• TASK OBJECTIVE
Copy, from the entries below, each line in which the string "time" appears.

• DATA EXCERPTS

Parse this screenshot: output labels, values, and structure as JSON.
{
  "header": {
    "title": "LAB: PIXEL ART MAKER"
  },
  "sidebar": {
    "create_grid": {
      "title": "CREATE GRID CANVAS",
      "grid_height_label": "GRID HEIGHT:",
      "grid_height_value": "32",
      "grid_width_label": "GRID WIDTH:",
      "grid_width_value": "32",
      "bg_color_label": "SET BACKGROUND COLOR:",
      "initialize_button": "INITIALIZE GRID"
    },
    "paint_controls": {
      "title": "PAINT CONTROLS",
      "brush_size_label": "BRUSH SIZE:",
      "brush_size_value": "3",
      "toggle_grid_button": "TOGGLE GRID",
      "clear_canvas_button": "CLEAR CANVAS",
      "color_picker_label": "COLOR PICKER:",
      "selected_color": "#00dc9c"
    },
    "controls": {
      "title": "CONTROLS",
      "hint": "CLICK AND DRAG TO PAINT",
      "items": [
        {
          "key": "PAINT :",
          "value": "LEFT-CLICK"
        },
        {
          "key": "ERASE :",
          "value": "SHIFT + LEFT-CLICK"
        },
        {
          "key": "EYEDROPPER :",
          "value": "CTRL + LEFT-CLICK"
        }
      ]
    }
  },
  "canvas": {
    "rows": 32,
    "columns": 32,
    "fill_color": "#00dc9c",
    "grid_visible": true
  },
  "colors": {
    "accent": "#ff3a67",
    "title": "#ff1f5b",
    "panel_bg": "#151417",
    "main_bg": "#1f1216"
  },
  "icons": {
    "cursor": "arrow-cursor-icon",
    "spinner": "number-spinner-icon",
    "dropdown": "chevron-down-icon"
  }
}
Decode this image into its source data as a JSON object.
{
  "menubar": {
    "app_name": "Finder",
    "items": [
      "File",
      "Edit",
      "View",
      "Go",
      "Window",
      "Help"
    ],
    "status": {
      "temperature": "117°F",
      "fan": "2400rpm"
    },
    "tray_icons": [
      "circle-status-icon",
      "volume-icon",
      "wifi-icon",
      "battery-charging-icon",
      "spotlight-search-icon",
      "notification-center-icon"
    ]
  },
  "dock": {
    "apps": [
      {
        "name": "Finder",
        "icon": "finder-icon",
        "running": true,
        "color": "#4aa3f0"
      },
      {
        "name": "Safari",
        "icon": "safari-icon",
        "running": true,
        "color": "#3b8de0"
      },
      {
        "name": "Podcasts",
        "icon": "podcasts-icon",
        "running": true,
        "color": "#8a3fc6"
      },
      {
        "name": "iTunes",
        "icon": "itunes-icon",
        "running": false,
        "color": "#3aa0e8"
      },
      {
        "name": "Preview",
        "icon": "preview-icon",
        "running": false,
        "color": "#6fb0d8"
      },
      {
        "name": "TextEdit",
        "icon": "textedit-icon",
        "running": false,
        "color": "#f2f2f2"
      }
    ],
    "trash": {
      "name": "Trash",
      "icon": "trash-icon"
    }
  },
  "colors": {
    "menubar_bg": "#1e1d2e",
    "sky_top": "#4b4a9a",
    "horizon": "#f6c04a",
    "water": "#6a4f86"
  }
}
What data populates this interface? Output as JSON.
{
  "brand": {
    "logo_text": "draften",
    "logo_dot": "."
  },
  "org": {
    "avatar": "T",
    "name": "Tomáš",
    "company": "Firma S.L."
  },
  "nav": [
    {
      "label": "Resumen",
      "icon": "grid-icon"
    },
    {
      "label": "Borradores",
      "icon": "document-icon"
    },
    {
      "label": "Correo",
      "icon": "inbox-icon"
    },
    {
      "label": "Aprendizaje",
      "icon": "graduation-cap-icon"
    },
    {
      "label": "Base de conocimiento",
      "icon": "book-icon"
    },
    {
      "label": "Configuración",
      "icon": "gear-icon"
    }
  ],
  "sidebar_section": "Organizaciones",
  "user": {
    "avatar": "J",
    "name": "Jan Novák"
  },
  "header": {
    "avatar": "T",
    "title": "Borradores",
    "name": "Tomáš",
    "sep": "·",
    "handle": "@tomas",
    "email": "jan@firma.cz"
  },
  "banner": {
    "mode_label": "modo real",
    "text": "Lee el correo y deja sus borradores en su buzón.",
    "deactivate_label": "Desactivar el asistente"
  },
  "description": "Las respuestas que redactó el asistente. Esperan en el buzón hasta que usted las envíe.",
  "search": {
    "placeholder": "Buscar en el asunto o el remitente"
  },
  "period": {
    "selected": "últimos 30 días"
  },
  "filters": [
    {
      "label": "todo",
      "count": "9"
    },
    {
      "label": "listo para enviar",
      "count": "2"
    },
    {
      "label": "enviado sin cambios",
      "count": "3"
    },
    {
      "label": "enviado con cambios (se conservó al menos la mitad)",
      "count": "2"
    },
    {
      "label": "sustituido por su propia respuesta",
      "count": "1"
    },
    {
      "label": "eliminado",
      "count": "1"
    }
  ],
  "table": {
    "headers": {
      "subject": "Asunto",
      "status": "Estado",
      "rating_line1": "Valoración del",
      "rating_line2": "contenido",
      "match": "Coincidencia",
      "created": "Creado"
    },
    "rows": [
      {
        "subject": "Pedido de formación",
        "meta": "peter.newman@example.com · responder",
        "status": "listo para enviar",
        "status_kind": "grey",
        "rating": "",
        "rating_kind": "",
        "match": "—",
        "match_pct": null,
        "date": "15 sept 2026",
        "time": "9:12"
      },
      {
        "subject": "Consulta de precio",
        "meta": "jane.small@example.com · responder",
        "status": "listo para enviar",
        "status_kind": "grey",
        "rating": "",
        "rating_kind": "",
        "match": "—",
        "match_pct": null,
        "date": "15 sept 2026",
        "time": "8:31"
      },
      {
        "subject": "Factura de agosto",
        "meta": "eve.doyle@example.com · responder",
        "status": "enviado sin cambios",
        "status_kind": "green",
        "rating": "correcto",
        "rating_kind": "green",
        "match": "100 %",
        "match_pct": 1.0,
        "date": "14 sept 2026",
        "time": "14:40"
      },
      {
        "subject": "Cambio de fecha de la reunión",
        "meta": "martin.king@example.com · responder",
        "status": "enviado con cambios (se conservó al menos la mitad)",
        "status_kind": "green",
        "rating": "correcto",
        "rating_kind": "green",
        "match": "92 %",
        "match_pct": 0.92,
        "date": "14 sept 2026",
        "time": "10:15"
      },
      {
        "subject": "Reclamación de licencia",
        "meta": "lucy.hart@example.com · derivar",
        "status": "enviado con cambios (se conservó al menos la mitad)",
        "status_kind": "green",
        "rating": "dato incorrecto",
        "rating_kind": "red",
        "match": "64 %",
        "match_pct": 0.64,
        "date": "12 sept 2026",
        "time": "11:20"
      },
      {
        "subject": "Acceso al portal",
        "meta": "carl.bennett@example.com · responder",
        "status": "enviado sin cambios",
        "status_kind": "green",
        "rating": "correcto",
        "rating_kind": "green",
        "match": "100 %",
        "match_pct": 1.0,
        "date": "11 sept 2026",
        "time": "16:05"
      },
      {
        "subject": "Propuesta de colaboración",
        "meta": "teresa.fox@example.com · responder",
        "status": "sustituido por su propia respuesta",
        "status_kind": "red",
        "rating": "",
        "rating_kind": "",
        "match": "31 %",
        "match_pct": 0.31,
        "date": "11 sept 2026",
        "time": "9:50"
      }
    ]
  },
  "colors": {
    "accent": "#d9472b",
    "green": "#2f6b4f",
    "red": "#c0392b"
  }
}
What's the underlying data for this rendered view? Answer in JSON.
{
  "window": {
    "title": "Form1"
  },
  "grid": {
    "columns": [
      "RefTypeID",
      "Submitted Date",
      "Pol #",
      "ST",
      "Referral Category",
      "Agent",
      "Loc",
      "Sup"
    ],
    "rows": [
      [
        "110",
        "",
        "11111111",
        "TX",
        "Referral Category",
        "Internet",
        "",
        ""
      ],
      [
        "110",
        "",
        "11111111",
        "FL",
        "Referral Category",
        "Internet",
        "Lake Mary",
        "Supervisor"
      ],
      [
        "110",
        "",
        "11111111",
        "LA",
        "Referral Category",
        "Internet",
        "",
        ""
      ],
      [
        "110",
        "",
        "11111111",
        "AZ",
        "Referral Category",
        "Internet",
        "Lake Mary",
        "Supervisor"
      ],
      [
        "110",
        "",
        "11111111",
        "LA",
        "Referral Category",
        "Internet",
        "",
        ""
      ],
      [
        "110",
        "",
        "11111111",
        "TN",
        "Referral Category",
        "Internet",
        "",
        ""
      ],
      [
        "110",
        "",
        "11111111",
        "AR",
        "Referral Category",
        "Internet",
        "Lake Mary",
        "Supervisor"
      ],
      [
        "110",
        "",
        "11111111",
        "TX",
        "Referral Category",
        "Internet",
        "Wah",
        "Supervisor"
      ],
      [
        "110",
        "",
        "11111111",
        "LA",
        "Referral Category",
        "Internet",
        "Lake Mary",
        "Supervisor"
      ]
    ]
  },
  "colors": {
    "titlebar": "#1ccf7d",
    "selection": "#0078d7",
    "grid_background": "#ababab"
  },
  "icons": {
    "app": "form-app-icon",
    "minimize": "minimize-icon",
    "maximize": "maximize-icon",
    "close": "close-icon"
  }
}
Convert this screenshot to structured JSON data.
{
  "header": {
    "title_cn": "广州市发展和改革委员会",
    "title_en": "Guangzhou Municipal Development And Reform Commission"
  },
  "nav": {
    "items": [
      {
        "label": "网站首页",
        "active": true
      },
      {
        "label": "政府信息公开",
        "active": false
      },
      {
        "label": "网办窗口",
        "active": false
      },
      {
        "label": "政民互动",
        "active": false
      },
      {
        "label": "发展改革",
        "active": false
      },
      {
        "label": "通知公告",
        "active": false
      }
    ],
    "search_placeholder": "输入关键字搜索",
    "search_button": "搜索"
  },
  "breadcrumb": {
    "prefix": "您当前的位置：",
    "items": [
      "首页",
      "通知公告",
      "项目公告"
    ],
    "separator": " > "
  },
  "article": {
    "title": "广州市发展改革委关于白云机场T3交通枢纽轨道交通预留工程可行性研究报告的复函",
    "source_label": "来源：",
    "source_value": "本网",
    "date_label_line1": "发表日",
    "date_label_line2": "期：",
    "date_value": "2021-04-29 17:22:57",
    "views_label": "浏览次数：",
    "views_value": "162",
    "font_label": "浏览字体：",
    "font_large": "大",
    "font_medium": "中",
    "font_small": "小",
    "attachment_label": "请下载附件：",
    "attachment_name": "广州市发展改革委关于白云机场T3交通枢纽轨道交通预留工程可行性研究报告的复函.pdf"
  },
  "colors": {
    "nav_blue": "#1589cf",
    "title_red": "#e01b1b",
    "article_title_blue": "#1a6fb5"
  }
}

• RESPONSE TO THE EXERCISE
        "time": "9:12"
        "time": "8:31"
        "time": "14:40"
        "time": "10:15"
        "time": "11:20"
        "time": "16:05"
        "time": "9:50"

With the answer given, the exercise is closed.